- Prompt: Reproduce the records that follow without alteration, apart from removing the pictures.

- Exercise input:
──────

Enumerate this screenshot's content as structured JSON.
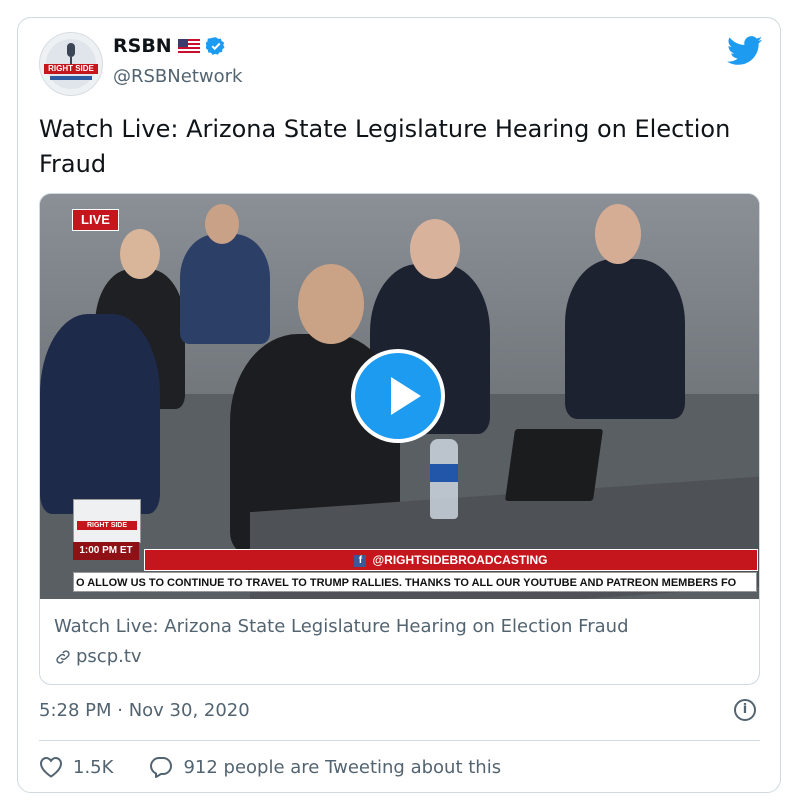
{
  "header": {
    "avatar_text": "RIGHT SIDE",
    "display_name": "RSBN",
    "handle": "@RSBNetwork"
  },
  "tweet": {
    "text": "Watch Live: Arizona State Legislature Hearing on Election Fraud"
  },
  "media": {
    "live_badge": "LIVE",
    "logo_text": "RIGHT SIDE",
    "time_label": "1:00 PM ET",
    "social_handle": "@RIGHTSIDEBROADCASTING",
    "ticker_text": "O ALLOW US TO CONTINUE TO TRAVEL TO TRUMP RALLIES.   THANKS TO ALL OUR YOUTUBE AND PATREON MEMBERS FO"
  },
  "link_card": {
    "title": "Watch Live: Arizona State Legislature Hearing on Election Fraud",
    "domain": "pscp.tv"
  },
  "footer": {
    "timestamp": "5:28 PM · Nov 30, 2020",
    "likes": "1.5K",
    "tweeting": "912 people are Tweeting about this"
  },
  "colors": {
    "twitter_blue": "#1d9bf0",
    "brand_red": "#c4161c",
    "muted_text": "#536471"
  },
  "icons": [
    "twitter-bird-icon",
    "verified-badge-icon",
    "us-flag-icon",
    "play-icon",
    "link-icon",
    "info-icon",
    "heart-icon",
    "reply-bubble-icon",
    "facebook-icon"
  ]
}
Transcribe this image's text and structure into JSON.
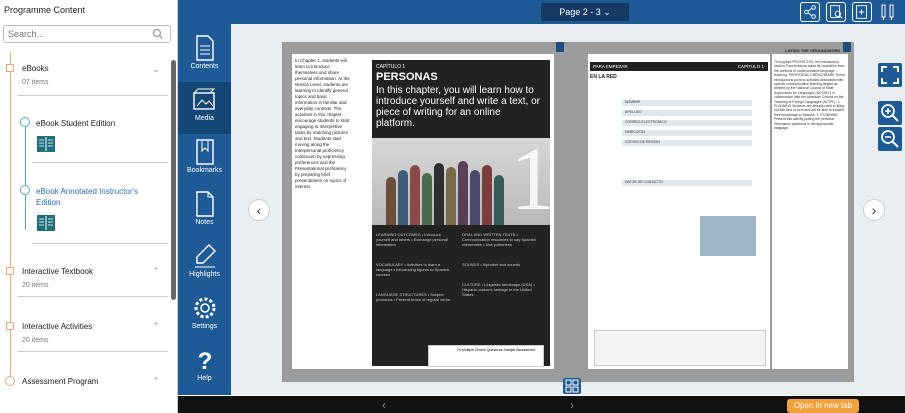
{
  "sidebar": {
    "title": "Programme Content",
    "search_placeholder": "Search...",
    "sections": [
      {
        "label": "eBooks",
        "count": "07 items"
      },
      {
        "label": "Interactive Textbook",
        "count": "20 items"
      },
      {
        "label": "Interactive Activities",
        "count": "20 items"
      },
      {
        "label": "Assessment Program",
        "count": ""
      }
    ],
    "ebooks": [
      {
        "label": "eBook Student Edition"
      },
      {
        "label": "eBook Annotated Instructor's Edition"
      }
    ]
  },
  "toolbar": {
    "items": [
      "Contents",
      "Media",
      "Bookmarks",
      "Notes",
      "Highlights",
      "Settings",
      "Help"
    ]
  },
  "header": {
    "page_selector": "Page 2 - 3"
  },
  "book": {
    "left_intro": "In Chapter 1, students will learn to introduce themselves and share personal information. At the Novice Level, students are learning to identify general topics and basic information in familiar and everyday contexts. The activities in this chapter encourage students to start engaging in Interpretive tasks by matching pictures and text. Students start moving along the Interpersonal proficiency continuum by expressing preferences and the Presentational proficiency by preparing brief presentations on topics of interest.",
    "chapter_label": "CAPÍTULO 1",
    "chapter_title": "PERSONAS",
    "chapter_subtitle": "In this chapter, you will learn how to introduce yourself and write a text, or piece of writing for an online platform.",
    "chapter_number": "1",
    "objectives": [
      "LEARNING OUTCOMES • Introduce yourself and others • Exchange personal information",
      "ORAL AND WRITTEN TEXTS • Communication resources to say Spanish classmates • Use politeness",
      "VOCABULARY • Activities to learn a language • Introducing figures to Spanish courses",
      "SOUNDS • Alphabet and sounds",
      "LANGUAGE STRUCTURES • Subject pronouns • Present tense of regular verbs",
      "CULTURE • Linguistic landscape (USA) • Hispanic cultures heritage in the United States"
    ],
    "right_header_left": "PARA EMPEZAR",
    "right_header_right": "CAPÍTULO 1",
    "right_subtitle": "EN LA RED",
    "form_fields": [
      "NOMBRE",
      "APELLIDO",
      "CORREO ELECTRÓNICO",
      "DIRECCIÓN",
      "CÓDIGO DE REGIÓN",
      "DATOS DE CONTACTO"
    ],
    "margin_heading": "LAYING THE GROUNDWORK",
    "margin_text": "Throughout PROYECTOS, the introductory section Para empezar takes its inspiration from the contexts of communicative language teaching. PROFICIENCY BENCHMARK These introductions point to activities associated with specific communicative learning targets as defined by the National Council of State Supervisors for Languages (NCSSFL) in collaboration with the American Council on the Teaching of Foreign Languages (ACTFL). 1. PLANNING Students are already used to filling out this kind of form and will be able to transfer their knowledge to Spanish. 2. PLANNING Present this activity putting the personal information questions in the appropriate language.",
    "badge_text": "24 Multiple Choice Questions Sample Assessment"
  },
  "bottom": {
    "open_tab": "Open in new tab",
    "prev": "‹",
    "next": "›"
  }
}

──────

- Solution:
Enumerate this screenshot's content as structured JSON.
{
  "header": {
    "avatar_text": "RIGHT SIDE",
    "display_name": "RSBN",
    "handle": "@RSBNetwork"
  },
  "tweet": {
    "text": "Watch Live: Arizona State Legislature Hearing on Election Fraud"
  },
  "media": {
    "live_badge": "LIVE",
    "logo_text": "RIGHT SIDE",
    "time_label": "1:00 PM ET",
    "social_handle": "@RIGHTSIDEBROADCASTING",
    "ticker_text": "O ALLOW US TO CONTINUE TO TRAVEL TO TRUMP RALLIES.   THANKS TO ALL OUR YOUTUBE AND PATREON MEMBERS FO"
  },
  "link_card": {
    "title": "Watch Live: Arizona State Legislature Hearing on Election Fraud",
    "domain": "pscp.tv"
  },
  "footer": {
    "timestamp": "5:28 PM · Nov 30, 2020",
    "likes": "1.5K",
    "tweeting": "912 people are Tweeting about this"
  },
  "colors": {
    "twitter_blue": "#1d9bf0",
    "brand_red": "#c4161c",
    "muted_text": "#536471"
  },
  "icons": [
    "twitter-bird-icon",
    "verified-badge-icon",
    "us-flag-icon",
    "play-icon",
    "link-icon",
    "info-icon",
    "heart-icon",
    "reply-bubble-icon",
    "facebook-icon"
  ]
}
Transcribe this image's text and structure into JSON.
{
  "sidebar": {
    "title": "Programme Content",
    "search_placeholder": "Search...",
    "sections": [
      {
        "label": "eBooks",
        "count": "07 items"
      },
      {
        "label": "Interactive Textbook",
        "count": "20 items"
      },
      {
        "label": "Interactive Activities",
        "count": "20 items"
      },
      {
        "label": "Assessment Program",
        "count": ""
      }
    ],
    "ebooks": [
      {
        "label": "eBook Student Edition"
      },
      {
        "label": "eBook Annotated Instructor's Edition"
      }
    ]
  },
  "toolbar": {
    "items": [
      "Contents",
      "Media",
      "Bookmarks",
      "Notes",
      "Highlights",
      "Settings",
      "Help"
    ]
  },
  "header": {
    "page_selector": "Page 2 - 3"
  },
  "book": {
    "left_intro": "In Chapter 1, students will learn to introduce themselves and share personal information. At the Novice Level, students are learning to identify general topics and basic information in familiar and everyday contexts. The activities in this chapter encourage students to start engaging in Interpretive tasks by matching pictures and text. Students start moving along the Interpersonal proficiency continuum by expressing preferences and the Presentational proficiency by preparing brief presentations on topics of interest.",
    "chapter_label": "CAPÍTULO 1",
    "chapter_title": "PERSONAS",
    "chapter_subtitle": "In this chapter, you will learn how to introduce yourself and write a text, or piece of writing for an online platform.",
    "chapter_number": "1",
    "objectives": [
      "LEARNING OUTCOMES • Introduce yourself and others • Exchange personal information",
      "ORAL AND WRITTEN TEXTS • Communication resources to say Spanish classmates • Use politeness",
      "VOCABULARY • Activities to learn a language • Introducing figures to Spanish courses",
      "SOUNDS • Alphabet and sounds",
      "LANGUAGE STRUCTURES • Subject pronouns • Present tense of regular verbs",
      "CULTURE • Linguistic landscape (USA) • Hispanic cultures heritage in the United States"
    ],
    "right_header_left": "PARA EMPEZAR",
    "right_header_right": "CAPÍTULO 1",
    "right_subtitle": "EN LA RED",
    "form_fields": [
      "NOMBRE",
      "APELLIDO",
      "CORREO ELECTRÓNICO",
      "DIRECCIÓN",
      "CÓDIGO DE REGIÓN",
      "DATOS DE CONTACTO"
    ],
    "margin_heading": "LAYING THE GROUNDWORK",
    "margin_text": "Throughout PROYECTOS, the introductory section Para empezar takes its inspiration from the contexts of communicative language teaching. PROFICIENCY BENCHMARK These introductions point to activities associated with specific communicative learning targets as defined by the National Council of State Supervisors for Languages (NCSSFL) in collaboration with the American Council on the Teaching of Foreign Languages (ACTFL). 1. PLANNING Students are already used to filling out this kind of form and will be able to transfer their knowledge to Spanish. 2. PLANNING Present this activity putting the personal information questions in the appropriate language.",
    "badge_text": "24 Multiple Choice Questions Sample Assessment"
  },
  "bottom": {
    "open_tab": "Open in new tab",
    "prev": "‹",
    "next": "›"
  }
}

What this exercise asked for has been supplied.